She credits her successful soccer career for the key skills she learned as a child participating in all kinds of sport, including football, cricket and dance.
Sport has always played an integral role in her life and she wouldn’t have it any other way but admits that life as a professional female athlete is challenging.
“It’s pretty difficult that neither sport is fully professional so we need that second job to get by — which in my case happens to be another sport,” she added.
“We are certainly heading in the right direction, next year I won’t be able to do both, which is partially because of the physical strain but also the growing commitment required.
“At the end of the day, you don’t do it for those reasons, you do it because you love it, otherwise I would have quit sport a long time ago. I have two pretty cool jobs and I wouldn’t change anything.”
Success often entails sacrifice, something that Brush has become very familiar with — the last time she had a weekend off was six months ago in August of last year.
“It’s the things outside of sport that you sacrifice. It’s such a tough gig for my partner and I that we don’t see friends as much as I’d like to, and I’m sure mum and dad would like me to call them more,” she said.
“Everyone in the team has made massive sacrifices for AFLW — it’s all worth it at the end of the day as long as you maintain those relationships and make it work.”
Many athletes fear life after sport, but Brush is certainly not one of those as she embraces the prospect of a career in physiotherapy and an opportunity to enjoy the little things in life.
“I’m a physiotherapist outside of sport, so I still keep my hand in the pile a little bit by working two days a week,” she explained. “I’m fortunate that I have physio to fall back on, and that I was able to complete my studies while still playing in the W-League.
“Life after sport will include family, travel and the simple things.
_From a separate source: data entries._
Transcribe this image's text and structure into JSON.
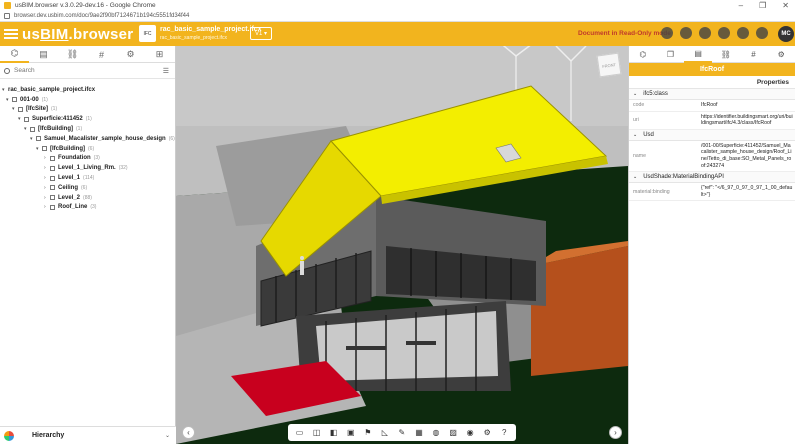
{
  "browser": {
    "window_title": "usBIM.browser v.3.0.29-dev.16 - Google Chrome",
    "url": "browser.dev.usbim.com/doc/9ae2f90bf7124671b194c5551fd34f44",
    "win_minimize": "–",
    "win_restore": "❐",
    "win_close": "✕"
  },
  "app": {
    "logo_us": "us",
    "logo_bim": "BIM",
    "logo_rest": ".browser",
    "thumb_label": "IFC",
    "project_title": "rac_basic_sample_project.ifcx",
    "project_sub": "rac_basic_sample_project.ifcx",
    "version": "V1 ▾",
    "readonly_label": "Document in Read-Only mode",
    "avatar_initials": "MC"
  },
  "left": {
    "search_placeholder": "Search",
    "bottom_label": "Hierarchy",
    "bottom_chevron": "⌄",
    "tree": [
      {
        "label": "rac_basic_sample_project.ifcx",
        "bold": true,
        "count": ""
      },
      {
        "label": "001-00",
        "bold": true,
        "count": "(1)"
      },
      {
        "label": "[IfcSite]",
        "bold": true,
        "count": "(1)"
      },
      {
        "label": "Superficie:411452",
        "bold": true,
        "count": "(1)"
      },
      {
        "label": "[IfcBuilding]",
        "bold": true,
        "count": "(1)"
      },
      {
        "label": "Samuel_Macalister_sample_house_design",
        "bold": true,
        "count": "(6)"
      },
      {
        "label": "[IfcBuilding]",
        "bold": true,
        "count": "(6)"
      },
      {
        "label": "Foundation",
        "bold": true,
        "count": "(3)"
      },
      {
        "label": "Level_1_Living_Rm.",
        "bold": true,
        "count": "(32)"
      },
      {
        "label": "Level_1",
        "bold": true,
        "count": "(114)"
      },
      {
        "label": "Ceiling",
        "bold": true,
        "count": "(6)"
      },
      {
        "label": "Level_2",
        "bold": true,
        "count": "(88)"
      },
      {
        "label": "Roof_Line",
        "bold": true,
        "count": "(3)"
      }
    ]
  },
  "right": {
    "title": "IfcRoof",
    "properties_label": "Properties",
    "sections": [
      {
        "name": "ifc5:class",
        "rows": [
          {
            "key": "code",
            "value": "IfcRoof"
          },
          {
            "key": "uri",
            "value": "https://identifier.buildingsmart.org/uri/buildingsmart/ifc/4.3/class/IfcRoof"
          }
        ]
      },
      {
        "name": "Usd",
        "rows": [
          {
            "key": "name",
            "value": "/001-00/Superficie:411452/Samuel_Macalister_sample_house_design/Roof_Line/Tetto_di_base:SO_Metal_Panels_roof:243274"
          }
        ]
      },
      {
        "name": "UsdShade:MaterialBindingAPI",
        "rows": [
          {
            "key": "material:binding",
            "value": "{\"ref\": \"</6_97_0_97_0_97_1_00_default>\"}"
          }
        ]
      }
    ]
  },
  "viewport": {
    "cube_label": "FRONT",
    "nav_prev": "‹",
    "nav_next": "›"
  },
  "colors": {
    "accent": "#f2b41e",
    "roof_selected": "#f3ee00",
    "readonly": "#c0392b"
  }
}
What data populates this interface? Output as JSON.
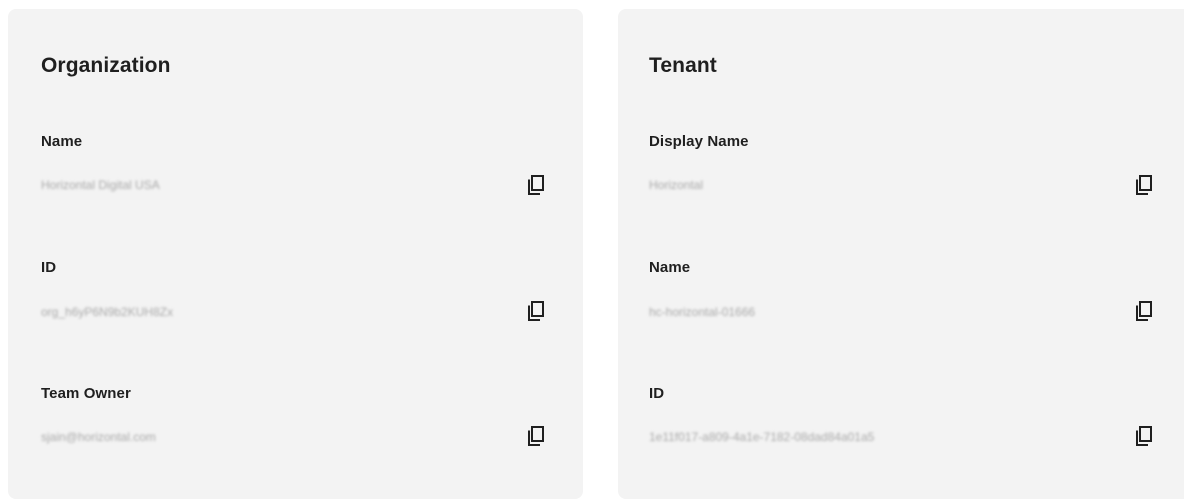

I’m not scared of retirement at all, maybe the opposite. Maybe it’s the chance to live a normal life.”
The ‘Triple Threat’ series is an initiative of the partnership between the AFL Players’ Association and La Trobe University. Stay tuned as La Trobe sports journalism students help tell the stories of some of the game’s most talented athletes.